» What this task involves:
What lines of the data below hold "Chosen"? Show them.

» Exercise material:
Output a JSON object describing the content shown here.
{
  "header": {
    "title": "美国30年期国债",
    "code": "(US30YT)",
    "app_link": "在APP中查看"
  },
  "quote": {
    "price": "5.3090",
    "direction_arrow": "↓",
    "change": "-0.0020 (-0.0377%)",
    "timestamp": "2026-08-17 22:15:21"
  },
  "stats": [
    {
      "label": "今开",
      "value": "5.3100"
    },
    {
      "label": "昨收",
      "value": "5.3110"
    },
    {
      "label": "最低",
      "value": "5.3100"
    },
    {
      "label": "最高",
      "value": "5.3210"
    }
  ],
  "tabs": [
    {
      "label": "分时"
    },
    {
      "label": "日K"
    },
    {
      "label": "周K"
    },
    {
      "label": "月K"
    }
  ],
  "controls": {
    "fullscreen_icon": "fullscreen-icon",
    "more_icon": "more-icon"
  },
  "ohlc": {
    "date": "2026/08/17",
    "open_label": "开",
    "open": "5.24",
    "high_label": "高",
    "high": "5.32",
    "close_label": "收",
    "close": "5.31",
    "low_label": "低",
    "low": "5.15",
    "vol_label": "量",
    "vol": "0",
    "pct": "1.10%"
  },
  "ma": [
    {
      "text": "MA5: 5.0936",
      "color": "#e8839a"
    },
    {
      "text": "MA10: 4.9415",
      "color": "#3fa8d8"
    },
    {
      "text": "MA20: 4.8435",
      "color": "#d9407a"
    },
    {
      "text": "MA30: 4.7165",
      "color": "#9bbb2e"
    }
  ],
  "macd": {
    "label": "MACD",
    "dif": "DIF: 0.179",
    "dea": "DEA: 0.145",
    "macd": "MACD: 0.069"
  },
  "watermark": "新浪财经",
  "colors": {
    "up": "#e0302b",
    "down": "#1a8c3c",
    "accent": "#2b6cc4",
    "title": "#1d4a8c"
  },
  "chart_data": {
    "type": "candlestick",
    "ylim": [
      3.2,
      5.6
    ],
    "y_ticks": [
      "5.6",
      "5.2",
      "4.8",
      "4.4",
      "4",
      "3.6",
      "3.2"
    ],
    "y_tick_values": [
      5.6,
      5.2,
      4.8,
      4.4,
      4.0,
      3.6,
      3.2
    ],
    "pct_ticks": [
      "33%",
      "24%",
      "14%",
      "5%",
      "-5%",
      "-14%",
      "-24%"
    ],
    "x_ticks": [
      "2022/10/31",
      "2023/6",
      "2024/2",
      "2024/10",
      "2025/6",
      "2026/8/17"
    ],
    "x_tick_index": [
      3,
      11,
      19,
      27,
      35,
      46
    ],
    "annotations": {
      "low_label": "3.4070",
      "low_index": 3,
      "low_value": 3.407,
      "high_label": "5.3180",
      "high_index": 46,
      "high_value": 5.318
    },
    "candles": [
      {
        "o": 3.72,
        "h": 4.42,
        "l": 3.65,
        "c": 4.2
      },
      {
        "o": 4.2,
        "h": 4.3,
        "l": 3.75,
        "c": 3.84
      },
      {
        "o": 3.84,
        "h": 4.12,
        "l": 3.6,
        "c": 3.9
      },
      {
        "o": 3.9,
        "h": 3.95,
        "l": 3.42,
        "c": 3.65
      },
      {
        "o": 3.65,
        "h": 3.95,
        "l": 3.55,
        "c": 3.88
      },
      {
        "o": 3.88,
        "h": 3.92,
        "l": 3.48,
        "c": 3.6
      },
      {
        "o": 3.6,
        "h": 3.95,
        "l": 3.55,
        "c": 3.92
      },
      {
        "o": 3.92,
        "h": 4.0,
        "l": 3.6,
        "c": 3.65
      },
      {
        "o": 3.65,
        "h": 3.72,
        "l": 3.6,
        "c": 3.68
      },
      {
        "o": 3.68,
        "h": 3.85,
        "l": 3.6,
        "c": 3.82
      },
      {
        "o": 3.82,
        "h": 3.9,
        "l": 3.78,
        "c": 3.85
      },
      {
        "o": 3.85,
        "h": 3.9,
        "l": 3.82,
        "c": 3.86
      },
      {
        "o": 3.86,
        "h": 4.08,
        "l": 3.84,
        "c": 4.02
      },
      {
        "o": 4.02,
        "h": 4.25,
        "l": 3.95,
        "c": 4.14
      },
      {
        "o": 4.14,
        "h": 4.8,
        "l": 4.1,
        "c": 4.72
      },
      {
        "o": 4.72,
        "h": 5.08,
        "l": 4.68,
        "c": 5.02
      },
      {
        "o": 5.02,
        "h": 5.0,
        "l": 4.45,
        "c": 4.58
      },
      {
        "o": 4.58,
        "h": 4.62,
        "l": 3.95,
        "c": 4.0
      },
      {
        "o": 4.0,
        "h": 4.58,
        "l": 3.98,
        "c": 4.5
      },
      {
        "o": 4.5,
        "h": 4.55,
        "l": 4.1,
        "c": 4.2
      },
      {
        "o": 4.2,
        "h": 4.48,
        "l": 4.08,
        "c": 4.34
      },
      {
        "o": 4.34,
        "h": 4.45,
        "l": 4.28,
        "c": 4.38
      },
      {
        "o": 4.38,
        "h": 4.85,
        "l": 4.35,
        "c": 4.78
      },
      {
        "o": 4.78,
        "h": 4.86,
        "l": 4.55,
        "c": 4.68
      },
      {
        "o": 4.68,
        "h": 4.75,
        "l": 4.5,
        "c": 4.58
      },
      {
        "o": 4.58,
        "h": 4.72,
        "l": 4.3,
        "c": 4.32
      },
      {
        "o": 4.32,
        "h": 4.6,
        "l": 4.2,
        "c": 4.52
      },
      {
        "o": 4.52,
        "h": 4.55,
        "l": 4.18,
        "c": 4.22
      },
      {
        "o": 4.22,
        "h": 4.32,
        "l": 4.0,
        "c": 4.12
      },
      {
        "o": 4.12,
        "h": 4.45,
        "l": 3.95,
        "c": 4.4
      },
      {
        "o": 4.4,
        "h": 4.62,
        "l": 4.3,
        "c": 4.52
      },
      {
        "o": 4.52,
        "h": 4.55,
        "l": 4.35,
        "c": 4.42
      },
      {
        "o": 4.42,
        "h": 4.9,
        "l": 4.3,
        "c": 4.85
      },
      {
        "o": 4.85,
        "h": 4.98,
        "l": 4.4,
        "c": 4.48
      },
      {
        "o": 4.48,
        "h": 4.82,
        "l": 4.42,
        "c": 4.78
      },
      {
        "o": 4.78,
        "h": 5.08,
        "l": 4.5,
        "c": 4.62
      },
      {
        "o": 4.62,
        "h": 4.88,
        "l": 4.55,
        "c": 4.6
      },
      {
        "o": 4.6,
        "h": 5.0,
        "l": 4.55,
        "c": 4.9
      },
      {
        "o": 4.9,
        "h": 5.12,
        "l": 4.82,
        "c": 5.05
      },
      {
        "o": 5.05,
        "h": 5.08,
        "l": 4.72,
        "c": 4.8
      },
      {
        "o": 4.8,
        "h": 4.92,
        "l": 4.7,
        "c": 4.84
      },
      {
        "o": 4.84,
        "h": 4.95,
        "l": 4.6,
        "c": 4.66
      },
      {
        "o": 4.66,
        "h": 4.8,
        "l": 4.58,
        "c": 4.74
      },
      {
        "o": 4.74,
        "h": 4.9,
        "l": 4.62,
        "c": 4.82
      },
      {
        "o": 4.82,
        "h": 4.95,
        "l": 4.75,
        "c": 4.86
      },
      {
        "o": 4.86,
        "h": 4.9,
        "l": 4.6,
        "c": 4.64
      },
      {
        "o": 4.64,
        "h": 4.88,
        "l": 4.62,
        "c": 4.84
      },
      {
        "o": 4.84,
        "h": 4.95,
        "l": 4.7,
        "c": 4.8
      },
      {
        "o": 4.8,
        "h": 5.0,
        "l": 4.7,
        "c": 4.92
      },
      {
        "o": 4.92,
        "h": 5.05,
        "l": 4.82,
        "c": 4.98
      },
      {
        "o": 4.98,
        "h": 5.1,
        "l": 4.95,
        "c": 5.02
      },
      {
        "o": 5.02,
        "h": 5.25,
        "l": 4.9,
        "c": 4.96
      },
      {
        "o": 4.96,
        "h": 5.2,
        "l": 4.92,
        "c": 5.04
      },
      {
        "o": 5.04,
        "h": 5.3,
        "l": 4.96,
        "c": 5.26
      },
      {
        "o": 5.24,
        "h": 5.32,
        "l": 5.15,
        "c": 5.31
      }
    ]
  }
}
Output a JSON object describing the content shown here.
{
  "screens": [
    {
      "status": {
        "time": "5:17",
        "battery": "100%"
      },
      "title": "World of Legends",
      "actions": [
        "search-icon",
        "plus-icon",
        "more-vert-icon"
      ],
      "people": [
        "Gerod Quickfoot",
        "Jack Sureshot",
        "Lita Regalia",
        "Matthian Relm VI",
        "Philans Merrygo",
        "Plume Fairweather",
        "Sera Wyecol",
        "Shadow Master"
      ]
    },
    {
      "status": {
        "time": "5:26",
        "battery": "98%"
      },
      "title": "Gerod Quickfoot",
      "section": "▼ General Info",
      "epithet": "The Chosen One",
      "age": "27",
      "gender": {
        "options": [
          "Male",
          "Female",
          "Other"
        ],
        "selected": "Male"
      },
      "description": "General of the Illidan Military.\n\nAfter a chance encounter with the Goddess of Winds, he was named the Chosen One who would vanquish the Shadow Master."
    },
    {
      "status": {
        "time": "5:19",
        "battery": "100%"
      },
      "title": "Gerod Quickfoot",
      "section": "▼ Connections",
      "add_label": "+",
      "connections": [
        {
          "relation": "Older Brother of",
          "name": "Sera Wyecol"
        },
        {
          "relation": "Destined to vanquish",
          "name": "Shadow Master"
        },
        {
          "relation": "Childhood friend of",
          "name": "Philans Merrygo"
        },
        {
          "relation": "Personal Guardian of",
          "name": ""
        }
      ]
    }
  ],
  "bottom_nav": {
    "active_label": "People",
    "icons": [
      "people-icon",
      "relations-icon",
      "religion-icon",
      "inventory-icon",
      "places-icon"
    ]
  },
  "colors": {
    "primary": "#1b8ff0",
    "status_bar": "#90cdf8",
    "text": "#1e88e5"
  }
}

» Solution:
      "epithet": "The Chosen One",
      "description": "General of the Illidan Military.\n\nAfter a chance encounter with the Goddess of Winds, he was named the Chosen One who would vanquish the Shadow Master."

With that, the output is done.